Dislocation trapping in high-aspect-ratio openings was first demonstrated in 2000 by Fitzgerald’s group at MIT. Efforts were led by Thomas Langdo, with collaborators including Anthony Lochtefeld, a co-author of this article, who was a student of MIT professor Dimitri Antoniadis. The key result was the extremely effective defect trapping in high-aspectratio 100 nm wide holes in SiO2, for germanium grown on silicon via ultra-high vacuum CVD.
AmberWave’s long-term research program on ART kicked off in 2005. Several significant breakthroughs followed, which have helped ART to become a realistic option to enable alternative channel CMOS.
Our initial advances involved germanium growth in the narrow trenches of 500 nm thick SiO2 films using an ASM Epsilon reduced-pressure CVD reactor. In work led by Ji-Soo Park, we demonstrated that ART is capable of working in trenches of arbitrary length (figure 4a) as well as it had in holes.
Subsequently, in a project headed by Jie Bai, a former AmberWave engineer who is now at Intel, it was shown that dislocations in films with a high lattice mismatch are preferentially orientated perpendicular to the surface of the epitaxial growth. By choosing conditions favoring steep facet formation in a trench early in the growth, it is possible to produce extremely effective dislocation trapping. The facets guide the dislocations to the dielectric sidewalls.

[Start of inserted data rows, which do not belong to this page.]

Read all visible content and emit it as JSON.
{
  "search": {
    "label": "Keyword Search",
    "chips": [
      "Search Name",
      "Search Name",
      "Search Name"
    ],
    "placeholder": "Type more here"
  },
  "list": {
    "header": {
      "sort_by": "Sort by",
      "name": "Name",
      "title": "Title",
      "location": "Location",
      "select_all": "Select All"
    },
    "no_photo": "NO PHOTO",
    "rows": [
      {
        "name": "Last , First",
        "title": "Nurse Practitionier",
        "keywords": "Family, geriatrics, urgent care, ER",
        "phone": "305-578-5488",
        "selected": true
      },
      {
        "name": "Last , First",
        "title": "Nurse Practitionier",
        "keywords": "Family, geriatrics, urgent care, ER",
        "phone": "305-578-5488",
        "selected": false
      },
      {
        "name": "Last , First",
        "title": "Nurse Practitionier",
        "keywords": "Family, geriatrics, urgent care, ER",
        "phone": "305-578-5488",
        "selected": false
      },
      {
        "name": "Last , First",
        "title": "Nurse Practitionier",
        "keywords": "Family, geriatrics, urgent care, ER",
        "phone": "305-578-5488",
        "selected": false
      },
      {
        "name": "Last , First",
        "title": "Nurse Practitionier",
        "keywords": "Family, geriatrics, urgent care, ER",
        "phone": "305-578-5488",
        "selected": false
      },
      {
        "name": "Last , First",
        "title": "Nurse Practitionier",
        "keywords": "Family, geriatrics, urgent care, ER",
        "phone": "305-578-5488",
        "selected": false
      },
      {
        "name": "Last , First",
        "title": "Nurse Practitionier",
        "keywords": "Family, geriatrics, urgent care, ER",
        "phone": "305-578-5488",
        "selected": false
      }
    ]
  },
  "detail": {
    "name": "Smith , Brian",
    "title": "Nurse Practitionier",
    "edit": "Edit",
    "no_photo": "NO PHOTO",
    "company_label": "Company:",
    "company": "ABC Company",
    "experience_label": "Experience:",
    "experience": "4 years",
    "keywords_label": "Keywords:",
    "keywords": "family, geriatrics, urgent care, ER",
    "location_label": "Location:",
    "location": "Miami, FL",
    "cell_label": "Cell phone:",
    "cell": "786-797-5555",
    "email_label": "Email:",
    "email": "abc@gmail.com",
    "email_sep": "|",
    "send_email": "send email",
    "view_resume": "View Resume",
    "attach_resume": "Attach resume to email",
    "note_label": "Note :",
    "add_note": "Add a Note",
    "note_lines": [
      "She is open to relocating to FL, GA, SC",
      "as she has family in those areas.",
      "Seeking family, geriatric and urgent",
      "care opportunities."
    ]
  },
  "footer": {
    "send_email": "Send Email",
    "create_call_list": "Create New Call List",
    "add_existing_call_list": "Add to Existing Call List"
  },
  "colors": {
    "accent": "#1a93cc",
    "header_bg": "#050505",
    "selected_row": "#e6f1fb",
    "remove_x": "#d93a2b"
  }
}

Our next significant advance was the growth of a variety of key materials, including GaAs and InP, by MOCVD (figure 4b). Jizhong Li and co-workers showed that dislocation trapping may universally apply to materials with a cubic lattice structure, such as the binary materials InAs and InSb, and ternaries such as InGaAs and HgCdTe.
More recently we have shown that the dislocation density can remain at a low level when germanium is grown up and out of the trenches. By combining ART with epitaxial layer overgrowth and chemical mechanical polishing, we have gone on to produce 20 μm wide stripes of low-dislocation-density germanium on silicon (figure 4c). Layout restrictions imposed by the trench geometry are thwarted, making ART applicable to virtually any device geometry used in a CMOS layout.
This sequence of milestones in the heteroepitaxy of semiconductor materials onto silicon has been followed by an advance in CMOS. In partnership with Peide Ye’s group at Purdue, we have produced a GaAs MOSFET on silicon using ART (figure 5).
Device fabrication began with reduced-pressure CVD deposition of germanium, which grew up and out of the trenches to coalesce into a contiguous film. Chemical mechanical polishing planarized this film, before GaAs was deposited by MOCVD. A high-k dielectric was added by atomic layer deposition and then a GaAs MOSFET was created on the planar ART films.
Although these devices are primitive from a scaling perspective – they have a gate length of 10 μm, more than 100 times that of state-of-the-art CMOS – fundamental device results are incredibly encouraging. Electron mobility in these transistors is 503 cm2 V–1 s–1, a value higher than that seen in silicon devices and matching that produced by GaAs devices grown on native substrates.
What’s more, the advantages of ART are not restricted to MOSFETs – they have the potential to deliver improvements in many other electronic and optoelectronic devices. In the past year we have used ART to produce GaAs resonant tunnelling diodes, which are being investigated for post-CMOS logic and memory applications, in partnership with Sean Rommel’s group at RIT. In collaboration with Sarnoff Laboratories we have recently produced GaAs lasers on silicon that will aid the quest for highly integrated photonic circuits, as well as board-toboard and chip-to-chip optical interconnects. Solar cells could also benefit from ART, which has the potential to create multijunction cells on a low-cost silicon platform. In short, ART could transform many types of heterogeneous device.